2. Barium Swallow.
Preparation Before the Procedure:
Your physician will give instructions about the procedure and any preparation before the procedure. Make sure you understand them. Generally, no food or drink eight hours before the procedure is allowed. If you take prescription or over-the-counter drugs, it is important that you ask your physician several days before the test what drugs you can or cannot continue to take before the procedure. [Back to the top]
Day of the Procedure:

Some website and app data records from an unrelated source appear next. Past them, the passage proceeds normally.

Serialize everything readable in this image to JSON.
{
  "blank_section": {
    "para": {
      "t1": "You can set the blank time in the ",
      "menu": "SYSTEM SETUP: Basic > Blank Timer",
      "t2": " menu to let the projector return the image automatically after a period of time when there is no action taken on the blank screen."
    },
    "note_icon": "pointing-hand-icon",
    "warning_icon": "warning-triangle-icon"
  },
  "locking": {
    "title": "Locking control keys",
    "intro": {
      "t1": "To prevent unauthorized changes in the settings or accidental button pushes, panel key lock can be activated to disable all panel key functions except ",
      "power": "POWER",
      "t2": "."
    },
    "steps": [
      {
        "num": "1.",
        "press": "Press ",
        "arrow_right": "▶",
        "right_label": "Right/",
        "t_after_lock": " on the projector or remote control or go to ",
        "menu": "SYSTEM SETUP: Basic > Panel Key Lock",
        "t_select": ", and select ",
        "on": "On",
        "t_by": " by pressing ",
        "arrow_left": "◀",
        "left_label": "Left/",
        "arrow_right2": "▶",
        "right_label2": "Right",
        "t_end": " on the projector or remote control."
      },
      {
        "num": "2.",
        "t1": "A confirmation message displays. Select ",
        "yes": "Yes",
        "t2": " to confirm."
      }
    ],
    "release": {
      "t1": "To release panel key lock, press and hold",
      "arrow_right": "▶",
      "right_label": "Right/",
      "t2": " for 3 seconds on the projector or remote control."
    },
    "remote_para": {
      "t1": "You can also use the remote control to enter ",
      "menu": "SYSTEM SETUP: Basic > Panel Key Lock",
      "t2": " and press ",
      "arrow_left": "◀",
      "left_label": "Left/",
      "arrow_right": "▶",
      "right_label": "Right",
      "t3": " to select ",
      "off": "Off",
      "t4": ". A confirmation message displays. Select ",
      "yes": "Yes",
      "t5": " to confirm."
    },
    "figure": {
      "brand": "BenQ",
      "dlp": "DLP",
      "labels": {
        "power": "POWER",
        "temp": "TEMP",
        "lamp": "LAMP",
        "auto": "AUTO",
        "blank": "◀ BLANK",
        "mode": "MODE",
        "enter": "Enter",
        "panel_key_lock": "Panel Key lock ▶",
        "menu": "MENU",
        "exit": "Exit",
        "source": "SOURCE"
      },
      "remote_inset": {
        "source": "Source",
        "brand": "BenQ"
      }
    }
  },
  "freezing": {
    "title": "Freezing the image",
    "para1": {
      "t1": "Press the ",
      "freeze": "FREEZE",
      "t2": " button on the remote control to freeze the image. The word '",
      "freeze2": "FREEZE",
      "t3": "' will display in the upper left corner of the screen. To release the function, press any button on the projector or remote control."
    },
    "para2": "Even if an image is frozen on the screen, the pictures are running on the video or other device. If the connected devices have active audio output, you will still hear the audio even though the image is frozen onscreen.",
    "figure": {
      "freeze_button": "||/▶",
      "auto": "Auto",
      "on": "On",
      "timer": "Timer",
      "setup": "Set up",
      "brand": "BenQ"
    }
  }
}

The procedure time is about 10 to 15 minutes. The patient is placed on a bed lying on his side. A topical anesthetic agent is applied to the back of the throat. Then a soft, thin tube is passed through the nose into the esophagus. The tube is secured by taping it to the nose. The longest part of the tube coming from the nose is attached to a recorder that is clipped to the patient's belt. The patient may resume normal activity after the tube is placed. The recorder is worn on the patient's waist for 24 hours. The recorder provides the physician with documentation on the degree, duration, frequency and acidity of the fluid splashing back into the esophagus. In addition, you will be instructed by your physician or nurse to keep a 24-hour diary (a recording of all fluid and food intake, along with any symptoms that may develop). [Back to the top]